All About Parliament
Are UK Members of Parliament representative of the public?
As well as the idea of UK Members of Parliament representing the interest of their constituents, another is whether they should be a cross-section of the general public so they can understand the problems of all groups in the population.
There is a perception that Westminster consists of a narrow political elite. Below are some statistics you can use in your studies to show the progress, or not, on this issue.
British English example: If you analyse poll results from before the 2015 General Election, no-one expected a Conservative majority.
UK Members of Parliament after the 2017 General Election
- Women now account for one in three MPs. 207 elected at the 2017 General Election.
- 51 MPs from Black or Ethnic Minority backgrounds. They made up 7.8% of the 2017 Parliament
- 45 LGBTQ Members of Parliament
- 6 MPs who consider themselves to be disabled

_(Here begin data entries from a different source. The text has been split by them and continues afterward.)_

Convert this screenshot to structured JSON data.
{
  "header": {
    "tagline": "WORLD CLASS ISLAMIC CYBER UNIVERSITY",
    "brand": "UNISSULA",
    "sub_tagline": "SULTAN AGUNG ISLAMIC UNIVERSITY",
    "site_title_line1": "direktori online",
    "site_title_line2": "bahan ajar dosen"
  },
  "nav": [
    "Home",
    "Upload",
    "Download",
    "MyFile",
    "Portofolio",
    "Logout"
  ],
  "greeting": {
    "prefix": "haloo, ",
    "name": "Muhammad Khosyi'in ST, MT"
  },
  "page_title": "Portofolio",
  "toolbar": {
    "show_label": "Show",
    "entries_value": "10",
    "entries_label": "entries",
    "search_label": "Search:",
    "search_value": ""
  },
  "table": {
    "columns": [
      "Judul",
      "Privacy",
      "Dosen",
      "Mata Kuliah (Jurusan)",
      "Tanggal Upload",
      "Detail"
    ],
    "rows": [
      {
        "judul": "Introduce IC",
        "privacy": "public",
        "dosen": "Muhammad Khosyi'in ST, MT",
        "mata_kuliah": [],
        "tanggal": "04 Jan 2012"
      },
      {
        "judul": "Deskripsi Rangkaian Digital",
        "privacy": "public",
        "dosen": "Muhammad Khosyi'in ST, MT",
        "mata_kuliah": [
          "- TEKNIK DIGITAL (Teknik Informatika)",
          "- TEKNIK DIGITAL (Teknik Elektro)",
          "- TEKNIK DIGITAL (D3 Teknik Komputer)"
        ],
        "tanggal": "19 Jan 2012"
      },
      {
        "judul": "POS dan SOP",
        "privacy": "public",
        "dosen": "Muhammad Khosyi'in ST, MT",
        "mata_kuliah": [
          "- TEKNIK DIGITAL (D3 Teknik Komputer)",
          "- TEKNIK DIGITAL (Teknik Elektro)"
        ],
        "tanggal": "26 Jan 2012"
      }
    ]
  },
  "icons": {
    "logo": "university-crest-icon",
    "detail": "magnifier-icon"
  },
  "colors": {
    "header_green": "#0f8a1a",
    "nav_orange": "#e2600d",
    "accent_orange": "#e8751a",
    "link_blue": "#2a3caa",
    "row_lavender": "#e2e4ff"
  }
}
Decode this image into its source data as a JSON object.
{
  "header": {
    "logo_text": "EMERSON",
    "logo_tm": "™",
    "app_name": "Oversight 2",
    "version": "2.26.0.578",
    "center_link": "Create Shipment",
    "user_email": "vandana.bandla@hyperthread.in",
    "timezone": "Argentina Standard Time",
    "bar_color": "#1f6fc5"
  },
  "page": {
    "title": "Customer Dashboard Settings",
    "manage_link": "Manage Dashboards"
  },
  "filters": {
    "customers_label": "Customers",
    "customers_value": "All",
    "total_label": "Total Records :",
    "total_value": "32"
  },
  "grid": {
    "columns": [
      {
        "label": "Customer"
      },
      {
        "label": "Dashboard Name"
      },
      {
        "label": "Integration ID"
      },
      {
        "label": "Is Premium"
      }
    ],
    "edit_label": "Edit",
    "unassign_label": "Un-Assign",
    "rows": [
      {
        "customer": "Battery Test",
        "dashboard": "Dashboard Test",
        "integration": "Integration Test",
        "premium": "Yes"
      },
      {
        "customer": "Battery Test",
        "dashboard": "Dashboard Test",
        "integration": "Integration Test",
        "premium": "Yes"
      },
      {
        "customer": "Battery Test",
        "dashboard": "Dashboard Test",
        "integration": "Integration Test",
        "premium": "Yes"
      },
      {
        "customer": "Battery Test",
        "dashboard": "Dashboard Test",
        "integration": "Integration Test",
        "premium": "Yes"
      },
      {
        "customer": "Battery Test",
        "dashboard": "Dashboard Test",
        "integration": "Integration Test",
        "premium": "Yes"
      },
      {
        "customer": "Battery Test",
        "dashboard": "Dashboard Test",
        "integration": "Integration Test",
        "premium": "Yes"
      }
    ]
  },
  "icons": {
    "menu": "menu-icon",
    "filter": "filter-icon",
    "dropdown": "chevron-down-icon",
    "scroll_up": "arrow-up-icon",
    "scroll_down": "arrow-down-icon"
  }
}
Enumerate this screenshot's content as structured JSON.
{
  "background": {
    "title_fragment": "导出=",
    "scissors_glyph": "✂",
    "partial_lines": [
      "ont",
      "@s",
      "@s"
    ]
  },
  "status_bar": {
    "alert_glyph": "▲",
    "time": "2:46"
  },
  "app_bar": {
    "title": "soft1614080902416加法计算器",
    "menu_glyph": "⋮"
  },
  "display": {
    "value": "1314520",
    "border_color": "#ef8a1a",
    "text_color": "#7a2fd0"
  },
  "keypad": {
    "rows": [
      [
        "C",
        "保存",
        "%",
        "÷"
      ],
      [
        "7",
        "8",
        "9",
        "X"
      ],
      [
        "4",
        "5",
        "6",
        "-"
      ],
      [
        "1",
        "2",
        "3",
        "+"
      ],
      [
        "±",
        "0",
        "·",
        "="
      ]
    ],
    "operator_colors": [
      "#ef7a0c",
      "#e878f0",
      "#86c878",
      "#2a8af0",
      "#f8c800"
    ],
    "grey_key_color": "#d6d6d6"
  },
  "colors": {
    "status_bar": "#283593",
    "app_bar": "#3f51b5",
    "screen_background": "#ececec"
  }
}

Between 1945 -1983 the number of women MPs stayed at around 20. It rose to 41 in 1987 and 67 in 1992.
The Labour Party then adopted a policy of all-women shortlists for selecting candidates in many of its seats. When there was a large swing to Labour in 1997, the new Parliament saw 101 women MPs.
David Cameron, in opposition, wanted to attract new types of people as Conservative candidates. He created a centrally controlled ‘A list’ that constituencies could choose from. The number of women Conservatives MPs tripled in the 2010 Parliament.
In 2015 MPs were older than the general population as the average age of an MP was 50. The general age of the population was 38. However a deeper look showed both younger and older people were underrepresented.
MPs typically enter Parliament in their 30s and 40s and look to retire in their late 60s, providing they have not been defeated in an election before then.
The number of black MPs rose from 14 to 27 in 2010 but this was still only 4% of MPs compared with 14% of the population.
Occupation and ‘Class’
Class is a very complicated concept to measure and so most classifications use occupation. In 2015 4% of MPs came from manual worker backgrounds whereas amongst adults 21% were skilled manual workers (C2 classification in the Census) and 15% were unskilled manual workers (D classification) So, these groups are heavily underrepresented in Parliament. MPs are mainly from the higher professional groups (AB classification).
90% of MPs in 2015 were university graduates compared with 22% of the adult population and 31% of the working age population. 35% went to a fee paying school compared with 7% of the population.
There has been concern that more politicians become political advisers and organisers and then MPs through their party connections. This means they have not worked in other occupations and so do not have the same range of experience. 16% of MPs in 2015 had followed this route into Parliament.